Awareness before change

Awareness November 2008

“I was hoping to come back and join you in bed,” my sweetie said clearly disappointed as he walked past me on his way to the bedroom after spending the night in the guest room where his back finds respite. “Too late,” I retorted, fully clothed, brewing a cup of coffee and unfolding my buttermilk pancake recipe. He continued to our bed, surely hoping I would change my mind. Standing my ground meant we missed out on the irreplaceable morning “spoon”—a defiance way beyond the occasion and very much out of character.

I had nothing to say on this Pancake Sunday--a ritual we started to bring the family back to the fold once a week, even after Mom arrived; even when my sweetie tried to get me to leave my post at the grill to come see the critters converged on the deck enjoying the morning’s banquet of seeds and suet. I ignored him. “I’ve got pancakes to turn,” I growled under my breath.

I could feel myself slipping over the edge as Mom poured syrup and detailed the lives of her neighbors and their little girl whom she cannot forgive for going without underpants, and the impending birth of twins, and the small house they live in, and the Mom’s favorite coffee and their latest conversation encased in a “Then I said,” and “Then she said,” recalling every word. “I don’t care,” I thought, through my blank stare.

That was the first time I realized my heart hurt. Not the “I’m-having-a-heart-attack” kind of hurt, but an ache in the anterior. I breathed deep into the pain and sighed.

Luckily only Mom had joined us on this Sunday after Thanksgiving. Instead of the usual group of friends and optimistic chit-chat, we ate with an uncomfortable quiet. It didn’t take long for her to pack up and go home after breakfast, leaving me alone to dwell on the status of my relationship, the recent and untimely death of a friend, my floundering career. My heart hurt. I breathed deep and sighed and relieved it for a moment more.

Awareness October 2009

Darkness had not yet dissolved on the Saturday morning I awoke anxious and sad and inconsolable. The contrast was stark to the usual song in my head. The frenzy prevented me from turning and breathing and willing myself back to sleep. What? I wondered.

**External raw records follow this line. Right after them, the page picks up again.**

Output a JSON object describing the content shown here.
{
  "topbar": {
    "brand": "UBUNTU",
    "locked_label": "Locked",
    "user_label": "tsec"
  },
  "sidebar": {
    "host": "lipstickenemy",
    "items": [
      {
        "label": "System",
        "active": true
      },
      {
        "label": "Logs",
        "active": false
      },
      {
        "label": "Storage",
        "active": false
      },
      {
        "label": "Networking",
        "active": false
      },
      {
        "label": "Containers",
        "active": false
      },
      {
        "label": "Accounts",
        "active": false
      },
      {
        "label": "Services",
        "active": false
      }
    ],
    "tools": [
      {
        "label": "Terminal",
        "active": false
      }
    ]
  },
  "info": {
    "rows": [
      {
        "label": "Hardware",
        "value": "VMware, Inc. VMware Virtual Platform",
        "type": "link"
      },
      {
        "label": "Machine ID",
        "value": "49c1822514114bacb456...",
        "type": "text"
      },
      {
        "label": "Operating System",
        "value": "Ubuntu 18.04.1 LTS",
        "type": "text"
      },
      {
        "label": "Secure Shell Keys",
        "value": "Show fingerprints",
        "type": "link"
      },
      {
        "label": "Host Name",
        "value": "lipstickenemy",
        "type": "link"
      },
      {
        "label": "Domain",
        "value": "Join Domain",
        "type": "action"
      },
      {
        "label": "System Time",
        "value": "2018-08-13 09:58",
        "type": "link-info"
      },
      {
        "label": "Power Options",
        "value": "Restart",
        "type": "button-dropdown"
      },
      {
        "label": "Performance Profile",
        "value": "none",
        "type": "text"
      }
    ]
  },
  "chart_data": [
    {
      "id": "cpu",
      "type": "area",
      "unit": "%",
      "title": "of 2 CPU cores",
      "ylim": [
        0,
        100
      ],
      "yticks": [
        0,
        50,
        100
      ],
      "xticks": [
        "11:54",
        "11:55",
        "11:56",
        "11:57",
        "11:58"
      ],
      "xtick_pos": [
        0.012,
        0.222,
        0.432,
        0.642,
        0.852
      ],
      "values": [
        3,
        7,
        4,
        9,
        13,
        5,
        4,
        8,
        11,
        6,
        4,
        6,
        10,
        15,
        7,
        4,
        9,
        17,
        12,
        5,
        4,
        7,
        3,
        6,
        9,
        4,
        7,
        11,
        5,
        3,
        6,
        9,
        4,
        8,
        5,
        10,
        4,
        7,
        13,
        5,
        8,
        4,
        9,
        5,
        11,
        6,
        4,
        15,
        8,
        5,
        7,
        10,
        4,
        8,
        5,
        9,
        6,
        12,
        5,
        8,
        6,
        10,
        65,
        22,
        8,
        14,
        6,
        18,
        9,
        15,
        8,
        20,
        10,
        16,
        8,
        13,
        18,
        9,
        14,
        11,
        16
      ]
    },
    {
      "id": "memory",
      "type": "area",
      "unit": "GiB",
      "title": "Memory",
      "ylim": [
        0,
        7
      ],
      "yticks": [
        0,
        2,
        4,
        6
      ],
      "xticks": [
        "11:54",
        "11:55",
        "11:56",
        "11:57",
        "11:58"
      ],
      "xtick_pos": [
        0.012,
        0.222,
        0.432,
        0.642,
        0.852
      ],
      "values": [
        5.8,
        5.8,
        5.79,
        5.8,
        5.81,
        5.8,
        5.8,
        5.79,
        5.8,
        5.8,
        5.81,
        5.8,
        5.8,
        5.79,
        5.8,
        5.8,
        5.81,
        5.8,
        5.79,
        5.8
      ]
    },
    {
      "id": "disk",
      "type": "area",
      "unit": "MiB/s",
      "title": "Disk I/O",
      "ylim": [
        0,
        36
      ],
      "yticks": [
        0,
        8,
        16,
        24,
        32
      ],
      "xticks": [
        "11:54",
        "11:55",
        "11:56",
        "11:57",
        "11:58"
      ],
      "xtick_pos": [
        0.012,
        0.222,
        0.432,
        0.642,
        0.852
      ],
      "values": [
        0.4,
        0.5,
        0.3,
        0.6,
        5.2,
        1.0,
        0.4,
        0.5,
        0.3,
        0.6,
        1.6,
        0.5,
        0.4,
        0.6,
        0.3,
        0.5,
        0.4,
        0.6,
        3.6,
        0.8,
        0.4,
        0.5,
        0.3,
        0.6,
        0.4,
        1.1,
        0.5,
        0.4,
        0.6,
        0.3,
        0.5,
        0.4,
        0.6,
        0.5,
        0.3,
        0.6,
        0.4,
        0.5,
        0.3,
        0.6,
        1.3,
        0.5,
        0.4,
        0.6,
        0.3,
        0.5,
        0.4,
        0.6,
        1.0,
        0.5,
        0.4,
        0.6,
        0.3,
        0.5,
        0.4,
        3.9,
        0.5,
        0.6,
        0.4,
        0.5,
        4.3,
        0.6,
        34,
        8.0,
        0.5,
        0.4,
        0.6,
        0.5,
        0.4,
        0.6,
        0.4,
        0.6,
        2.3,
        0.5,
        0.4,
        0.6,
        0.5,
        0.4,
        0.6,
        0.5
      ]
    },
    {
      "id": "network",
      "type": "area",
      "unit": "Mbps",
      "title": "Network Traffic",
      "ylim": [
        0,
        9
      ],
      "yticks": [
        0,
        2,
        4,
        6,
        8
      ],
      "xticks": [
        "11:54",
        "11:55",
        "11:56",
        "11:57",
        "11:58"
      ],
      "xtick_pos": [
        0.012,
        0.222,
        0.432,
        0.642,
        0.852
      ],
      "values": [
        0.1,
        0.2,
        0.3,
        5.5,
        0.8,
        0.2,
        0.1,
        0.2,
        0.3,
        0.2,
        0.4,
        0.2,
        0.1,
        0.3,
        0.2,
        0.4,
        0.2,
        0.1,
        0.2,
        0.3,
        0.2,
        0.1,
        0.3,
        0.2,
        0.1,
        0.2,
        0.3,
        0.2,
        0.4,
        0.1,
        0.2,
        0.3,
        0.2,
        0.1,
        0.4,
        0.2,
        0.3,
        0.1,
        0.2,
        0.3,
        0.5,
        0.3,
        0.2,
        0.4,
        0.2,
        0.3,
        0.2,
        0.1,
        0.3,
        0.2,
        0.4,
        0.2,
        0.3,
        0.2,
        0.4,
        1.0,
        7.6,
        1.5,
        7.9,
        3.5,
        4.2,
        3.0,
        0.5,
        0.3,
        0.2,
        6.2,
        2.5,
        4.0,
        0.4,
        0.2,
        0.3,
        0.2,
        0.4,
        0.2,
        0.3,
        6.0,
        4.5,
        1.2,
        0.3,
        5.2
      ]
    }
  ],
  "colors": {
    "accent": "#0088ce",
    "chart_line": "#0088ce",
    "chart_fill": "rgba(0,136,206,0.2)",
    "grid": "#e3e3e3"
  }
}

The channels flipped on my internal tube, exposing trailers of unfinished business, the chasm I feared growing between me and my daughter, the class the previous day that produced two negative evaluations, conversation with the neighbors at dinner the night before where we talked about elders and our turn, Thanksgiving plans upended again in a phone call.

I paused and hit replay. Decades of chaotic Thanksgiving scenes montaged through; my Dad’s death on the holiday when I was 5, yelling and swats with the hair brush over dresses and curls, a major riff in the family where half split off to celebrate elsewhere, Mom insisting on celebrating one place or another creating the necessity to “pick sides,” my daughter throwing up to avoid choosing, the ache in my heart the year before. Years of chaos and drama created by ancient sadness and suffering disguised itself as current reality and visited me there in my bed to me to remind me to move on.